(Element data from apps and pages)
■ ■ ■ ■ ■

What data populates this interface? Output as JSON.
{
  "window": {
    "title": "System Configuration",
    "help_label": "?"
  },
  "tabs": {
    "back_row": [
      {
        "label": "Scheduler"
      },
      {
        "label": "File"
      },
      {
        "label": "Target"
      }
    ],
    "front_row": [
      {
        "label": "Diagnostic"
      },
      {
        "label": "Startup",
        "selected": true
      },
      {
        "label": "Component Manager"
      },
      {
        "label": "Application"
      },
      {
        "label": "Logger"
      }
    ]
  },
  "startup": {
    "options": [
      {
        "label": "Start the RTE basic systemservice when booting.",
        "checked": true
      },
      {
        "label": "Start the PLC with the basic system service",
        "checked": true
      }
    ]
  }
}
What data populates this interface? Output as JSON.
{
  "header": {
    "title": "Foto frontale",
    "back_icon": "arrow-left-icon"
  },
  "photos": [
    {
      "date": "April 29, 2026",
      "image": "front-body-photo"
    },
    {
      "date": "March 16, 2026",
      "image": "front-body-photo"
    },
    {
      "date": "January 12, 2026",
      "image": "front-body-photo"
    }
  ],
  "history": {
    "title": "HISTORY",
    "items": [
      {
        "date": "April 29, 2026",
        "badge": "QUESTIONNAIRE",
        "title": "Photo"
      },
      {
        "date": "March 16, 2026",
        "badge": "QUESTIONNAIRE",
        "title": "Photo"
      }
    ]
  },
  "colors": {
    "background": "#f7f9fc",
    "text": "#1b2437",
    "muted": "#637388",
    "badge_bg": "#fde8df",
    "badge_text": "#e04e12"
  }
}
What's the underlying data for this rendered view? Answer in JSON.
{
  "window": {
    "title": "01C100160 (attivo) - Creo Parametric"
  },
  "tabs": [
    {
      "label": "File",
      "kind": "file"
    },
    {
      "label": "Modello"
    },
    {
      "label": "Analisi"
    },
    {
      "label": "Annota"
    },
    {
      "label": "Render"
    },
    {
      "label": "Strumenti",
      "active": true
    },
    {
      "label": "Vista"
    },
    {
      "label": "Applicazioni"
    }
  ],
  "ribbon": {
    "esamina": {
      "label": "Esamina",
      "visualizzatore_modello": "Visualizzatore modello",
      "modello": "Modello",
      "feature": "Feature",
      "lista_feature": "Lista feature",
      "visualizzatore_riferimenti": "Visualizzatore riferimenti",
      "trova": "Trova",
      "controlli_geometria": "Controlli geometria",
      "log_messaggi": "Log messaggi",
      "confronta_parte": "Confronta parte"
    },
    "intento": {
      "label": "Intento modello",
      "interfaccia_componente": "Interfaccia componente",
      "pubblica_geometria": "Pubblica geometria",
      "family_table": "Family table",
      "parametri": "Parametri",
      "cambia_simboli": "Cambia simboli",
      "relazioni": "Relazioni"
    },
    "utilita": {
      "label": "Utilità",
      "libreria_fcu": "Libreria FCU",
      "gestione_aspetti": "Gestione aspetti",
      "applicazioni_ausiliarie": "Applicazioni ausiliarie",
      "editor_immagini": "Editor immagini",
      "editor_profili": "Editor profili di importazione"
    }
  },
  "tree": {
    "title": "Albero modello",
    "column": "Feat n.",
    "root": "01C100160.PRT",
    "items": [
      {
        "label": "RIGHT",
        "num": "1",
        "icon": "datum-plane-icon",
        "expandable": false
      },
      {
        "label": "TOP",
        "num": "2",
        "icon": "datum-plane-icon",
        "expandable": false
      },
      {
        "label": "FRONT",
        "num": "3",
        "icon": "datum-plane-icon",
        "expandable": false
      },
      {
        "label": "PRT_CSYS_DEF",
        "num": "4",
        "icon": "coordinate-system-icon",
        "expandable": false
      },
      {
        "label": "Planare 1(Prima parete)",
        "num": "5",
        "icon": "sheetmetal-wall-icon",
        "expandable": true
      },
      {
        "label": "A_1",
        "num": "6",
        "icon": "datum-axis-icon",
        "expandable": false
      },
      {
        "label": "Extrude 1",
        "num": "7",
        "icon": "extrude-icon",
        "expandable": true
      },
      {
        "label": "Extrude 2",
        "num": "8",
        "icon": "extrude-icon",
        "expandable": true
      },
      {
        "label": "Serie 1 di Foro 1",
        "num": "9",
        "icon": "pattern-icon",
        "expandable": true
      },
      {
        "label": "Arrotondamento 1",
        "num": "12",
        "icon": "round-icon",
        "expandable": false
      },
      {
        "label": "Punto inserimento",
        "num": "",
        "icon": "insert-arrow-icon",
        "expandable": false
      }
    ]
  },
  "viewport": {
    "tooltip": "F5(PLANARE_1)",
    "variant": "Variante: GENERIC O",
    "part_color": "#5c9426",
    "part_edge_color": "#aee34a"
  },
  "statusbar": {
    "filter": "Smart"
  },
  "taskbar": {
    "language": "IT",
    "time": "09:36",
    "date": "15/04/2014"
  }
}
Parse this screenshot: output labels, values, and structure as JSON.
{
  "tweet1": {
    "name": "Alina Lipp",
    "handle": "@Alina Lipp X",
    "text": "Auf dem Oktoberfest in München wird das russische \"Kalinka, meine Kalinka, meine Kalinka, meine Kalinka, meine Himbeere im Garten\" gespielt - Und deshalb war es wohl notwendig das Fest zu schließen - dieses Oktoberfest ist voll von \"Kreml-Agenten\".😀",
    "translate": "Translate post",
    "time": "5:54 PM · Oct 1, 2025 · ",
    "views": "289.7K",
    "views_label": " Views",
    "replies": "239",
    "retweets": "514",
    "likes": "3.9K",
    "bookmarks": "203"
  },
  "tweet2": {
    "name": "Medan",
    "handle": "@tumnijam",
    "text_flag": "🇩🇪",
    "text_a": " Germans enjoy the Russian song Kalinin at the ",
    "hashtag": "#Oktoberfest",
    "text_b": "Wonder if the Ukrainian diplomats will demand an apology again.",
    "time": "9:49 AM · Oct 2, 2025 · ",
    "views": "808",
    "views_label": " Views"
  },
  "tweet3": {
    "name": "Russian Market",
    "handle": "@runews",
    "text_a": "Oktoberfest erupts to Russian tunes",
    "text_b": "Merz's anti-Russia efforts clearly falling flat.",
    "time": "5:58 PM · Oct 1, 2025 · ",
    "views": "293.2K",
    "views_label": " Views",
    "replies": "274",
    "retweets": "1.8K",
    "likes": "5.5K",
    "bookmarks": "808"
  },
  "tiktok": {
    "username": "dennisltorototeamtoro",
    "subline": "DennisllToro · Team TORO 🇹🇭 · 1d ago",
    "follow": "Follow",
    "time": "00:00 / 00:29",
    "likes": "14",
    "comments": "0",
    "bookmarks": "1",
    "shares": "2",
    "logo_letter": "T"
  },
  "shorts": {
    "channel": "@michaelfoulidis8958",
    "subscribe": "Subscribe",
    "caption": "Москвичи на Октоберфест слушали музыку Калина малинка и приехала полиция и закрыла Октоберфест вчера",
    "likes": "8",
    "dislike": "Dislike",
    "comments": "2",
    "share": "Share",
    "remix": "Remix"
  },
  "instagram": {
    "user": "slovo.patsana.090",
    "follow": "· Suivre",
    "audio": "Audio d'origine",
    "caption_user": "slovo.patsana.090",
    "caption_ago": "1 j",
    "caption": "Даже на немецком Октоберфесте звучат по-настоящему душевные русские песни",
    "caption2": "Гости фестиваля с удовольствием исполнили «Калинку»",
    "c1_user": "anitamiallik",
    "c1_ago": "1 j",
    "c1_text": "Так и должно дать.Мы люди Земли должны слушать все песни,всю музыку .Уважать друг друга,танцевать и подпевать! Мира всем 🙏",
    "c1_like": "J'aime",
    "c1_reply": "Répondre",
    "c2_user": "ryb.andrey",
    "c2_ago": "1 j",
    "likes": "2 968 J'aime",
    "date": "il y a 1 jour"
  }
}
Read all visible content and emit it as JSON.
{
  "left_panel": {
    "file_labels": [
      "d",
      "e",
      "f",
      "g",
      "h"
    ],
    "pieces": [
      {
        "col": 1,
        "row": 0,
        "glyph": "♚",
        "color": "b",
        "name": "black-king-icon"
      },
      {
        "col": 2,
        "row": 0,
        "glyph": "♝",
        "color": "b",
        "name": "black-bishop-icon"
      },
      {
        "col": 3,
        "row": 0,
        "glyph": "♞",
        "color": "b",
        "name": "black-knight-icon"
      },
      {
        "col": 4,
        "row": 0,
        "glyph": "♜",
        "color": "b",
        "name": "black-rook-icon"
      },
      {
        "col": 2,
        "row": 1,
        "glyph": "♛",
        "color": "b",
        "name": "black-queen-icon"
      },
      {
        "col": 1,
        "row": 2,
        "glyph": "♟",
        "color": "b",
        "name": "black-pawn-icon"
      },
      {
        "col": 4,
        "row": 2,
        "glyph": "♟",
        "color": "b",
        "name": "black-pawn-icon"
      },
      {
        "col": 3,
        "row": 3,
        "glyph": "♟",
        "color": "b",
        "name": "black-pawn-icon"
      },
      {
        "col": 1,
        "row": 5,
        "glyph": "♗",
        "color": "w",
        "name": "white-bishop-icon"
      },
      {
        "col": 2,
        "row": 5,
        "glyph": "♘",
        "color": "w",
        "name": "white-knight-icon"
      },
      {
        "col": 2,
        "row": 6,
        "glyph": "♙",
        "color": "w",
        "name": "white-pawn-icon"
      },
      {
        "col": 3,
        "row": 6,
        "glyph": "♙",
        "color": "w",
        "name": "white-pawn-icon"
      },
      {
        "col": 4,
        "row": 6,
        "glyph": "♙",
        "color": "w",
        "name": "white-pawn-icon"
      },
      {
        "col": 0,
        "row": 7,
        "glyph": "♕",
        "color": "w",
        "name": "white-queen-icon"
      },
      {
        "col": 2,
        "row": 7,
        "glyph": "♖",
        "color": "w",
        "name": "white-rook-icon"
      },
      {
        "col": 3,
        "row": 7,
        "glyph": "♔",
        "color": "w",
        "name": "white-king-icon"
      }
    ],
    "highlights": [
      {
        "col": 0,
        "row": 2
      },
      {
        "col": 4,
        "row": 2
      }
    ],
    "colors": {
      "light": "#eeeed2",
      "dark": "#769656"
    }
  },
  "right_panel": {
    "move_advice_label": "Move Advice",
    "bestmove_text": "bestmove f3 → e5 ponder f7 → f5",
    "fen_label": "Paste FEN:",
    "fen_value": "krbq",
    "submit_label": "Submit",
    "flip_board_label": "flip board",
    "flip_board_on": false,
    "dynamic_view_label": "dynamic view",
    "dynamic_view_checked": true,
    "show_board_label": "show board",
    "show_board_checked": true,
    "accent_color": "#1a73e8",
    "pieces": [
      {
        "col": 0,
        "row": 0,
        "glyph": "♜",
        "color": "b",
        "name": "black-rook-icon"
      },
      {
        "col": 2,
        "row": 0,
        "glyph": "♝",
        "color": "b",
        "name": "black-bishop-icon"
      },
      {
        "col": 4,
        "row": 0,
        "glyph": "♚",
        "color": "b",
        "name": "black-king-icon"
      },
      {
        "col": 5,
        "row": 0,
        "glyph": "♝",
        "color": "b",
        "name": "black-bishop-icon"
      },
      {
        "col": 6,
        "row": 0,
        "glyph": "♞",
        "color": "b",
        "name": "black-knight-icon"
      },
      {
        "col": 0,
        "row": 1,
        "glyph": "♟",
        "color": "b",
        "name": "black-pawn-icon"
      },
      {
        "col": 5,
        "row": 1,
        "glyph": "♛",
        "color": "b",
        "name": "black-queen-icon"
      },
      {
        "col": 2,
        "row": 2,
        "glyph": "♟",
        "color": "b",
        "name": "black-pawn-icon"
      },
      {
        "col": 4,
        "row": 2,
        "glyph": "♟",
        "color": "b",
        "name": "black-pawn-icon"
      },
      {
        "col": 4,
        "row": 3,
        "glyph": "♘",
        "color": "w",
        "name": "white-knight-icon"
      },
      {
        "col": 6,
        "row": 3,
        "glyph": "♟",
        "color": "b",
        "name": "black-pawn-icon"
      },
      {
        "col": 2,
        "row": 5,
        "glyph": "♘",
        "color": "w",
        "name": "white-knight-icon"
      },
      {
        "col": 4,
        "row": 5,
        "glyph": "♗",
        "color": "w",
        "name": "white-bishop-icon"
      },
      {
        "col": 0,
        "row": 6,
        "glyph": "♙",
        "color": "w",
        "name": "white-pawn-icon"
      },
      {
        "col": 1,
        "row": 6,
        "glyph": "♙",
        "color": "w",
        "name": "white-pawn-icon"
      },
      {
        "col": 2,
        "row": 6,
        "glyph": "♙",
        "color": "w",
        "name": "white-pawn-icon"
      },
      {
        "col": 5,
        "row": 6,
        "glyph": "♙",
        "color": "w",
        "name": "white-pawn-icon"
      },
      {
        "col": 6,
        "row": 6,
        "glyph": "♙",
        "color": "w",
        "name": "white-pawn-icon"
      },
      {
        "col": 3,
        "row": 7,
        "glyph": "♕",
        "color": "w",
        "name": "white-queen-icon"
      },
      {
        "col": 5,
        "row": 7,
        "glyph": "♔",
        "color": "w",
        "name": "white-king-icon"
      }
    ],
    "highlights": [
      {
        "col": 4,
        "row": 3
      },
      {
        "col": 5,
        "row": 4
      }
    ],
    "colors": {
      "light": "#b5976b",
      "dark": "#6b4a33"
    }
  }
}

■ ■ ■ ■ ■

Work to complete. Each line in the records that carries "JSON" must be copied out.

Response to the exercise.
What data populates this interface? Output as JSON.
What data populates this interface? Output as JSON.
What's the underlying data for this rendered view? Answer in JSON.
Parse this screenshot: output labels, values, and structure as JSON.
Read all visible content and emit it as JSON.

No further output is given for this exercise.